The CURT 13416 Class 3 trailer hitch is designed for Toyota RAV4 vehicles. It’s rated for a 4,000-pound gross trailer weight, 600-pound tongue weight, 4,000-pound weight-distribution capacity, and 600-pound weight-distribution tongue weight. It has a 2-by-2-inch hitch receiver, so it accommodates a ball mount, bike rack, and more.
For safety, all CURT hitches are tested to meet SAE J684 requirements at the company's Michigan facility. They also feature a dual-coat finish that’s durable and rust-resistant. Together, the liquid Bonderite coat and black powder coat are cured for resistance to chips, rust, and UV rays. Two people can easily install this hitch in 30 to 45 minutes, especially if you consult online tutorials. Users like the quality and fit of this hitch, which doesn't need any modifications to work.
Unfortunately, some units may be shipped without the required bolts and washers. Users have also reported that no instructions are included. Another problem is that the hitch plates may bend during shipping because the item is not always packaged properly.
If you own a Ford F-150, this CURT 13118 Class 3 trailer hitch is a good option. It’s rated for a 6,000-pound gross trailer weight, 900-pound tongue weight, 10,000-pound weight-distribution capacity, and 1,000-pound weight-distribution tongue weight. You can use this hitch to tow an ATV, boat trailer, camper, utility trailer, snowmobile, etc. The hitch has a 2-inch receiver tube and meets the SAE J684 standard for safety.

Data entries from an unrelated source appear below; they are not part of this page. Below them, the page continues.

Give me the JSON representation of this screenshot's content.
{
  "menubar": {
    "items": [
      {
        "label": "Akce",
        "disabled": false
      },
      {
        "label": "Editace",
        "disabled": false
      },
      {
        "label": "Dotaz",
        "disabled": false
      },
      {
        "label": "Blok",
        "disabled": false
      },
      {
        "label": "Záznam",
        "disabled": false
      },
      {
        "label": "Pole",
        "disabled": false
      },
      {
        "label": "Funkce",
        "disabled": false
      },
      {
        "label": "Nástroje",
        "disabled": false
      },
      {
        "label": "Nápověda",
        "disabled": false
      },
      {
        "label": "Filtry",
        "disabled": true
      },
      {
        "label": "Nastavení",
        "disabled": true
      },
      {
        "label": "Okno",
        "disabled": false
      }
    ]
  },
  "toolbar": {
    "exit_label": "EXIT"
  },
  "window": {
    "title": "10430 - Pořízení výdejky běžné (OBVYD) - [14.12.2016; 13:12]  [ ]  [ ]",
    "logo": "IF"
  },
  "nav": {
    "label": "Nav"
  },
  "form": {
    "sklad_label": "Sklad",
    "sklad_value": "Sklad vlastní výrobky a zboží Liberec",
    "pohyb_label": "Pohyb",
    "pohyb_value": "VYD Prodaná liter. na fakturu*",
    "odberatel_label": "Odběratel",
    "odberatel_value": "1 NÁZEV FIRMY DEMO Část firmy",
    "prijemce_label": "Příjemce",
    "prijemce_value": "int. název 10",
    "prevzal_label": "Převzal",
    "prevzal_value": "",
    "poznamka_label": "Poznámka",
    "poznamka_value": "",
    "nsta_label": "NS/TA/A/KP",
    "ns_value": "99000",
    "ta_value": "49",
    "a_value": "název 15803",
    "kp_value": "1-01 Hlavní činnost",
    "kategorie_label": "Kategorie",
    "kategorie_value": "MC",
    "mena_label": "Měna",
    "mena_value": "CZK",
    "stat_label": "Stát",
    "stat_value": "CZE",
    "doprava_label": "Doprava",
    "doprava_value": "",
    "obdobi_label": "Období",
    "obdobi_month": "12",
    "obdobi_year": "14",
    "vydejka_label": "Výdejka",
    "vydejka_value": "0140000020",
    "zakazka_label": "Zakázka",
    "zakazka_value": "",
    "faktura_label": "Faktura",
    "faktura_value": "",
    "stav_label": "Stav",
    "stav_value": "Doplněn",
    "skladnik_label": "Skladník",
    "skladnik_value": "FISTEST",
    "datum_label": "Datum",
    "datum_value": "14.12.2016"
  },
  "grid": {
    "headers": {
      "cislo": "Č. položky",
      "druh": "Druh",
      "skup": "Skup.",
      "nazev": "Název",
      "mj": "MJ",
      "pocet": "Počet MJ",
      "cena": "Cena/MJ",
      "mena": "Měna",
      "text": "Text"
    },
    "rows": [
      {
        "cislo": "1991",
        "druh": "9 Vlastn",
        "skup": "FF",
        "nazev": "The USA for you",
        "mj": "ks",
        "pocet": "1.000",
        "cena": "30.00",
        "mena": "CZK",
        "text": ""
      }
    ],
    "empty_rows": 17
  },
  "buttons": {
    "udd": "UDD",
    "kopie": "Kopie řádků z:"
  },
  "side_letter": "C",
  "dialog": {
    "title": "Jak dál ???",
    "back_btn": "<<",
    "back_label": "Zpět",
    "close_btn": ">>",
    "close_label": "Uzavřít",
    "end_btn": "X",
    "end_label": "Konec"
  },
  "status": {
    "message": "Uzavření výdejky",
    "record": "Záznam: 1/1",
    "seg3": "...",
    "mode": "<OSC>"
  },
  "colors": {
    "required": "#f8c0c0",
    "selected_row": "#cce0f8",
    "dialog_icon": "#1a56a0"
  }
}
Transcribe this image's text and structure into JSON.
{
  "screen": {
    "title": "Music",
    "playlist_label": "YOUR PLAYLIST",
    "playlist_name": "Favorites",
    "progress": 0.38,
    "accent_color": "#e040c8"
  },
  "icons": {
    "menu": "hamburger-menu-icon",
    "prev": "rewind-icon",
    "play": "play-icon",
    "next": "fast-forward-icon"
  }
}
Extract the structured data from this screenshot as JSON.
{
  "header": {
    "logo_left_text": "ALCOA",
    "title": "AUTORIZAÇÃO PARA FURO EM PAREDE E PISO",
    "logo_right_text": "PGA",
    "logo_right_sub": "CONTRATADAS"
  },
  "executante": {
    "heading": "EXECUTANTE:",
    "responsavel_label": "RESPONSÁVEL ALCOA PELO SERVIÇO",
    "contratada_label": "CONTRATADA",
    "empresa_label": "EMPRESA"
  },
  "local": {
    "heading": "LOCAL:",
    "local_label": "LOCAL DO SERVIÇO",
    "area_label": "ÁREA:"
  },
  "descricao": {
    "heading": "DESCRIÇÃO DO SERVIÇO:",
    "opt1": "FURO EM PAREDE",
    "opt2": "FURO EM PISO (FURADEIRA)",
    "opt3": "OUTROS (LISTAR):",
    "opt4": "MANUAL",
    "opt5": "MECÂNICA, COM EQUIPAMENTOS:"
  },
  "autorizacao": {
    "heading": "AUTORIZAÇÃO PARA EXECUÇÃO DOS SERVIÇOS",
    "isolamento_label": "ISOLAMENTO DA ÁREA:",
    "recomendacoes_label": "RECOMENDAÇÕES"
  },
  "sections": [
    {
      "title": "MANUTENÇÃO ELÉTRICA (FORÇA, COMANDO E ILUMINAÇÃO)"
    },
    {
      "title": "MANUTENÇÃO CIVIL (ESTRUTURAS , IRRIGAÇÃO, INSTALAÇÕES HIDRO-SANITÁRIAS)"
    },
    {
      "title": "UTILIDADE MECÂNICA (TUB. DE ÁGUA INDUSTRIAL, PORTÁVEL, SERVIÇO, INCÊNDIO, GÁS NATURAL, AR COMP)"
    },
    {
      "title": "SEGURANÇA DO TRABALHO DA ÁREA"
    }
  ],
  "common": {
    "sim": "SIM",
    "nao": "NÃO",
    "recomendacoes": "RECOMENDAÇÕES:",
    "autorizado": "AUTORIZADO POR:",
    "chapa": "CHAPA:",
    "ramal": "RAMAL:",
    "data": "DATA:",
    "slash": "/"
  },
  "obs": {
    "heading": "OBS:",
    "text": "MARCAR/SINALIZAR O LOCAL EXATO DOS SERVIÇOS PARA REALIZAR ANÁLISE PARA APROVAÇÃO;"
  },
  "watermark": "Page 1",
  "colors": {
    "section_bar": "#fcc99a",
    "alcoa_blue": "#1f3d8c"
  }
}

Like other CURT hitches, it has a co-cured finish featuring a liquid Bonderite coat and a black powder coat to prevent damage from rust, chips, and UV rays. The 13118 hitch in particular is designed for heavy-duty loads, so it's made with high-strength steel and features a strong welded construction. Users report that this hitch is solid and relatively easy to install. Also, the instructions are clear and easy to understand.
Unfortunately, some users have noted that the hitch rusts after a couple years of use. Others have had to drill out the holes a little on the hitch to get the bolts to fit correctly.
- Pay extra attention to the weight capacity limits of your vehicle and any hitch you check out. Exceeding these limits make towing unsafe for you and the people around you.
- You will need a good ball mount or weight distribution hitch to complete your towing setup if you are starting from scratch.
- If you don't have much DIY or automotive experience, have a professional install your aftermarket hitch. Most local auto shops can handle bolt-on hitches.
- Buy a 1.5-inch hitch adapter if you have a 2-inch hitch. This way, you can use hitch-mounted accessories that use the smaller receiver size.
Q. What do I need to find the right hitch for my vehicle?
A. Your vehicle's towing capacity is the most important information to use. This will tell you how much weight it can pull (usually combined with the weight of the vehicle itself and any cargo/people) safely. Also, pay attention to the weight limits of any hitches you consider. When in doubt, search for hitches that are compatible with your vehicle.
Q. Is my car too small to pull a trailer?
A. Generally, most average-sized cars can handle a small trailer. If you drive a sports car or mini-coup, however, you may be limited in the loads you can pull safely. Refer to your car's towing capacity to be sure.
Q. What's the difference between a trailer hitch and a weight distribution hitch?
A. Both are designed to pull a trailer, but basic trailer hitches use just a basic ball to connect to the trailer. This setup can make the towing less stable at high speeds or on rough roads. Weight distribution hitches add some extra bracing to stabilize the load, so they can handle greater loads more safely.
For the top general hitch, you can add to your vehicle, check out the Draw-Tite Class III Hitch. It offers some great towing capabilities and quick installation.
Save some money on a hitch with the Curt Class 3 Hitch instead.